Most creatives I know think they will get more done if they wait to be inspired. In fact, the opposite is true. But what if you could schedule inspiration?
“What gets scheduled gets done.” – Michael Hyatt
I love this quote. I’ve seen the truth of it play out over and over again. That morning workout I keep saying I’m going to start? It didn’t make the calendar and hasn’t started yet. The blog I’ve been putting off for two weeks? Not going to happen.
The same is true for your writing. If you’re waiting to feel inspired, you’ll never start. Inspiration is fleeting and often comes at the most inconvenient times. Most authors struggle between the extremes of staring at a blank screen during office hours and ditching the family gathering because they suddenly felt inspired.
The Science Behind Scheduling Creativity
Turns out, you can schedule creativity.

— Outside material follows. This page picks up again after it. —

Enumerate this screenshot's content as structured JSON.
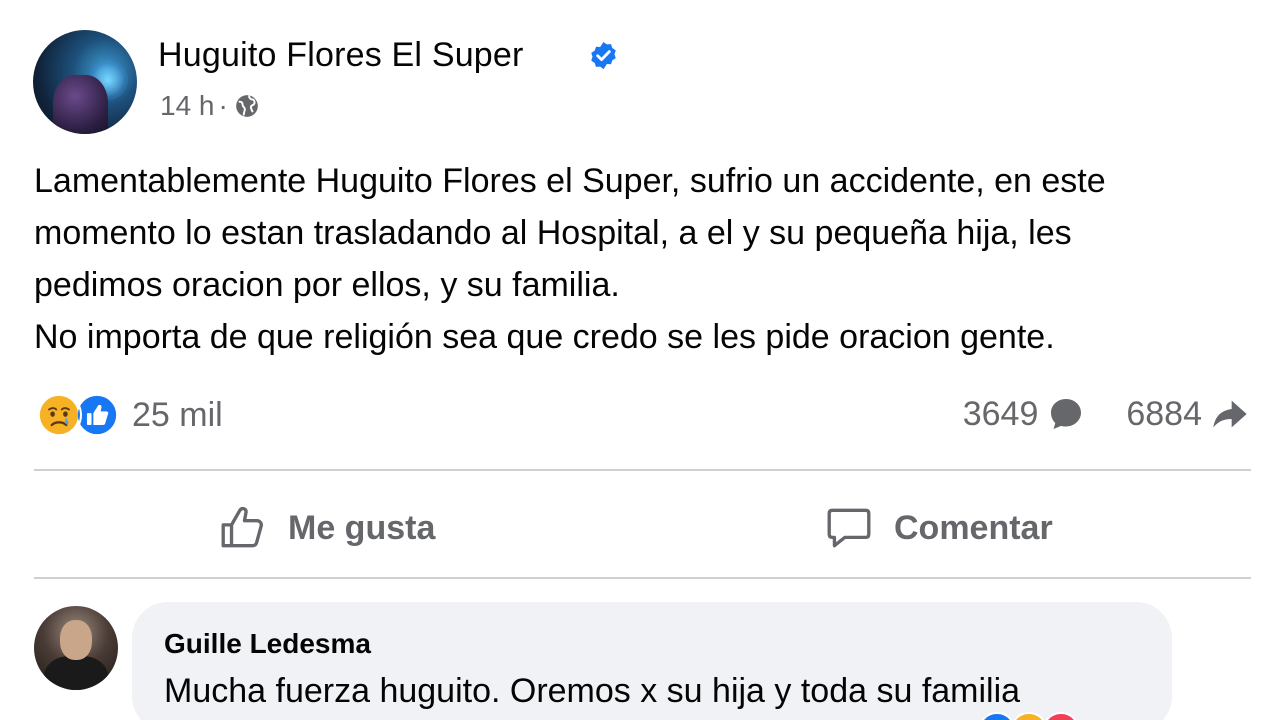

On the flip side, too much stress will kill it. According to creativity researcher and psychology professor Dr. Jonathon Plucker, you have the power to develop and increase your creativity. “As strange as it sounds, creativity can become a habit. Making it one helps you become more productive.”¹
Psychologist Dr Robert Epstein recommends two key elements to developing the habit of creativity.² First, create routines of creativity. The second, develop practices that lead to a better overall well-being (so your brain can be creative when it’s time!) like getting enough rest, going outside, collaborating with others, and getting happy.
Creating a Writing Routine
So how do you develop a new habit, specifically one as elusive as creativity? Habits forms when new behaviors become automatic, through a three-step process. First, something cues your brain that the process has started. The time has come to be creative. Secondly, there is a routine or the habit, the behavior itself. Finally, there is the reward. Something your brain enjoys that will help it remember this routine in the future.³
- Create a creative writing habit—a time designated to your writing. The cue might be the place where you write. The place specifically set aside for writing. This could be a coffee shop or a home office, but no matter where it is, it needs to be the same place each time. When I first started writing, I set up a desk in a small unused closet. There wasn’t anything special about it, save that it had what I needed: a desk, a comfortable chair, and power.
- Schedule a routine time—it doesn’t have to be daily, but it should be regular. Irregular fits of writing, by definition are not routine. Same goes for long breaks between writing appointments. It needs to be regular, frequent, and on-going to become a habit.
Once you have the cue (designated writing place, or scheduled writing time), design the routine. Start writing. Don’t use this time to schedule appointments, read emails, or do anything other than writing. If you’re struggling for what to write about, or aren’t feeling especially creative, write in your journal—but do it at your writing time/writing place! This may feel like torture at first, but you are training your brain that when you sit down it’s time to be creative. It’s time to write. I promise your brain will get the hang of it!
Now it’s time to create a reward. This can be anything from a sweet treat to scrolling online (whatever suits you!). You’ve earned it!
Rome Wasn’t Built in a Day
It takes a long time to write a book. I realize that’s not profound, but I think sometimes we need to remind ourselves of reality. Books aren’t written in a month—well, not good books anyway. You’ll need to create a habit of creative writing to get it done. The good news is, if you take the time to create a writing routine, to schedule creativity, your brain will come ready to write, resulting in faster, better writing. You may be wondering, How will it be better? Faster I get, but better? The old adage is true, Practice makes perfect. When you follow a consistent writing routine, you will get better at writing just because you’re practicing regularly. Create a writing schedule and stick to it. You’ll be writing better and faster in no time.
1. Novotney, Amy, “The Science of Creativity,” American Psychological Association, January 2009, https://www.apa.org/gradpsych/2009/01/creativity
2. Novotney, Amy, “The Science of Creativity,” American Psychological Association, January 2009, https://www.apa.org/gradpsych/2009/01/creativity
3. Duhigg, Charles, “Habits: How They Form and How to Break Them,” NPR Author Interviews, March 5, 2012, https://www.npr.org/2012/03/05/147192599/habits-how-they-form-and-how-to-break-them